(Entries from a dataset of interfaces)
——————————
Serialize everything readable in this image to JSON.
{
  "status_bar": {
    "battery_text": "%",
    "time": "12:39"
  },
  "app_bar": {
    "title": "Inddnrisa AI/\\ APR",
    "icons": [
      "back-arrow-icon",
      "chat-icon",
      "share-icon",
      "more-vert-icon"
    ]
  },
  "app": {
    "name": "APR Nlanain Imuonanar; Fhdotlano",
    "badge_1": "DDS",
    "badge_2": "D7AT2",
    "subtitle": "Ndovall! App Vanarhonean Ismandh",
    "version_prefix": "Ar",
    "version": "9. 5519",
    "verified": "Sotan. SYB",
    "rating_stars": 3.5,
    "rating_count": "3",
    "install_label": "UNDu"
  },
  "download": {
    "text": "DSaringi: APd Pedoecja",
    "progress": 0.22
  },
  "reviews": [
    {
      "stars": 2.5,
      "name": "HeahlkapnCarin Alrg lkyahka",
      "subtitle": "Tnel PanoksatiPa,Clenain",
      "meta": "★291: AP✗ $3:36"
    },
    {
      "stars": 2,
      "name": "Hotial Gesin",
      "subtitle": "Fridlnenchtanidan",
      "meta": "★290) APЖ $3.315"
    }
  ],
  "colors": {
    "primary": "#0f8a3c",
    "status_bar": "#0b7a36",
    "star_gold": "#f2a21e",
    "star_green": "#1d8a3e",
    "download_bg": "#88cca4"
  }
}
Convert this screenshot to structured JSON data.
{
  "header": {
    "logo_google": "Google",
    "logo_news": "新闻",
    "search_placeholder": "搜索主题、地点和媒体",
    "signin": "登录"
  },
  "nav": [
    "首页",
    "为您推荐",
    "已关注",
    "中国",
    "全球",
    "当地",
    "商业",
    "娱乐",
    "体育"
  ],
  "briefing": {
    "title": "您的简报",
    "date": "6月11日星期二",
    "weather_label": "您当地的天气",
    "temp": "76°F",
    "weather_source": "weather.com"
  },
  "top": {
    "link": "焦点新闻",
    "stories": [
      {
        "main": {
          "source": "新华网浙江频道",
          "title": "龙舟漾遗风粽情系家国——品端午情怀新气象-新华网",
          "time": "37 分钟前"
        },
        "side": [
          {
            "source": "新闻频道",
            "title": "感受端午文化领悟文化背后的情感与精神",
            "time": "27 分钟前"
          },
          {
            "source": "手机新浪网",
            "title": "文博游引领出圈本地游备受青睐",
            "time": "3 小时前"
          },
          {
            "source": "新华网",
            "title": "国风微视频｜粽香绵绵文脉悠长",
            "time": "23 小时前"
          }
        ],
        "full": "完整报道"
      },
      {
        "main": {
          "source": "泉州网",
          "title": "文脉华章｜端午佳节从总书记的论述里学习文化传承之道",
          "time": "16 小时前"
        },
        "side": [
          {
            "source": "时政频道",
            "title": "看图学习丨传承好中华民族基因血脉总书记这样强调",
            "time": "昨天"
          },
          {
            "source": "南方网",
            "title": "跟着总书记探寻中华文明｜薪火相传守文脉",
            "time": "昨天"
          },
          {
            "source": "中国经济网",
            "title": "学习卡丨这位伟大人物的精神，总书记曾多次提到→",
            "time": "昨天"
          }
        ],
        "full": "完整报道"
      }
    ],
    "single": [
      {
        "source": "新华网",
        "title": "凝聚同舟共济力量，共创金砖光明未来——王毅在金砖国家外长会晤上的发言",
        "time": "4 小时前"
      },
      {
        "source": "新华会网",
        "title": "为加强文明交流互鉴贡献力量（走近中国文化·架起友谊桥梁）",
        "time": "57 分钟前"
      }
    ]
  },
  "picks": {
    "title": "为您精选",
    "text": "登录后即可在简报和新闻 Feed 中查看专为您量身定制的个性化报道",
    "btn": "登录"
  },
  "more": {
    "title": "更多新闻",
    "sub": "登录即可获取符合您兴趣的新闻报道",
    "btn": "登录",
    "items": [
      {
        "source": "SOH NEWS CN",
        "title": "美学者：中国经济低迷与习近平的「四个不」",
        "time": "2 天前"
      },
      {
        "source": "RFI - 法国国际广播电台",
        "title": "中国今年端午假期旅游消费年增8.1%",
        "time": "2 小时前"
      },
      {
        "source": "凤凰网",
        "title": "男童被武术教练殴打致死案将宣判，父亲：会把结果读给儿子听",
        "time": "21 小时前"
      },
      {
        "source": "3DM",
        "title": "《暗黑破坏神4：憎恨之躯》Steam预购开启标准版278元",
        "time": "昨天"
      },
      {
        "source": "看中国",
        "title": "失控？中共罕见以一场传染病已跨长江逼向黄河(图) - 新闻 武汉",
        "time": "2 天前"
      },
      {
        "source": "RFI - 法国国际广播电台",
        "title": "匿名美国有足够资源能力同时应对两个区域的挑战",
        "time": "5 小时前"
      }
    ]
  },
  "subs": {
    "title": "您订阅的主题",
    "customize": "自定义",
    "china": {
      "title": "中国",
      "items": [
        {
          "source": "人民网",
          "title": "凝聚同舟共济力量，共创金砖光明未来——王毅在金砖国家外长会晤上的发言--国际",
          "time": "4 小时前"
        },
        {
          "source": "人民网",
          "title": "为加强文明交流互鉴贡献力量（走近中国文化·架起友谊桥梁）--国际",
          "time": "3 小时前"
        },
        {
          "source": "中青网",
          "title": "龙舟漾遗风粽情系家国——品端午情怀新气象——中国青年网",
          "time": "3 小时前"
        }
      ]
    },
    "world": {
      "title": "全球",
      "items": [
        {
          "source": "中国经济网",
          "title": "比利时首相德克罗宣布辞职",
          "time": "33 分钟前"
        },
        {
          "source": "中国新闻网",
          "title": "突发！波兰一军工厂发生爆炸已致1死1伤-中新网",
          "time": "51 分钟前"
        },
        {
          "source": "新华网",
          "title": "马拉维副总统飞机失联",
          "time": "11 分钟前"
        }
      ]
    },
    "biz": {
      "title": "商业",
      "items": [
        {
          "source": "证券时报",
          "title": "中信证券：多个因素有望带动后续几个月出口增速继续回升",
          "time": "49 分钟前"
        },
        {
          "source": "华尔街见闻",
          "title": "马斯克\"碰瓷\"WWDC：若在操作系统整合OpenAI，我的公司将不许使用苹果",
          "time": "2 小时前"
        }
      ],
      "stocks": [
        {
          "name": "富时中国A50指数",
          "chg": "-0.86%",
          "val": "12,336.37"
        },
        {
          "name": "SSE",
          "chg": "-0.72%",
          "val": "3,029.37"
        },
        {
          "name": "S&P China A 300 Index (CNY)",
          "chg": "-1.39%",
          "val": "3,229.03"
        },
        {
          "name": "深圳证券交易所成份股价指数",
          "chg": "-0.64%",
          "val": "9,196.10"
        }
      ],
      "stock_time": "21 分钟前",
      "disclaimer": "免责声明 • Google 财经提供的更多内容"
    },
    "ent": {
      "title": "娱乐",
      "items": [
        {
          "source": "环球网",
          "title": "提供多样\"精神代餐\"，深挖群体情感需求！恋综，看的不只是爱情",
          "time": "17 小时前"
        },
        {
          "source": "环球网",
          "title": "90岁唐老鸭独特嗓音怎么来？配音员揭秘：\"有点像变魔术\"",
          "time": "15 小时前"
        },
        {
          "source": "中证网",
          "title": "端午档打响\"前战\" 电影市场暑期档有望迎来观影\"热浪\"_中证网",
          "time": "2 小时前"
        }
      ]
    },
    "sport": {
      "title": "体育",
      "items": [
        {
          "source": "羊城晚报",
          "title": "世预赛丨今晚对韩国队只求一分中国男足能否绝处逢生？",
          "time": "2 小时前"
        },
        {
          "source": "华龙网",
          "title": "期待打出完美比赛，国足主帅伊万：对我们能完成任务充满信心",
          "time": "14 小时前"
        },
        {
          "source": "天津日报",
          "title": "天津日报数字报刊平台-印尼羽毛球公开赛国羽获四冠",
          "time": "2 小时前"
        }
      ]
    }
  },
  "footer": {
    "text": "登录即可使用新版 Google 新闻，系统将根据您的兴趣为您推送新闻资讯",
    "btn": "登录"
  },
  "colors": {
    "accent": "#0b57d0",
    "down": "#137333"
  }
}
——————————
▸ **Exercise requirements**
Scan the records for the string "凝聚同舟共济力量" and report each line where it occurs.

▸ **Output of the task**
        "title": "凝聚同舟共济力量，共创金砖光明未来——王毅在金砖国家外长会晤上的发言",
          "title": "凝聚同舟共济力量，共创金砖光明未来——王毅在金砖国家外长会晤上的发言--国际",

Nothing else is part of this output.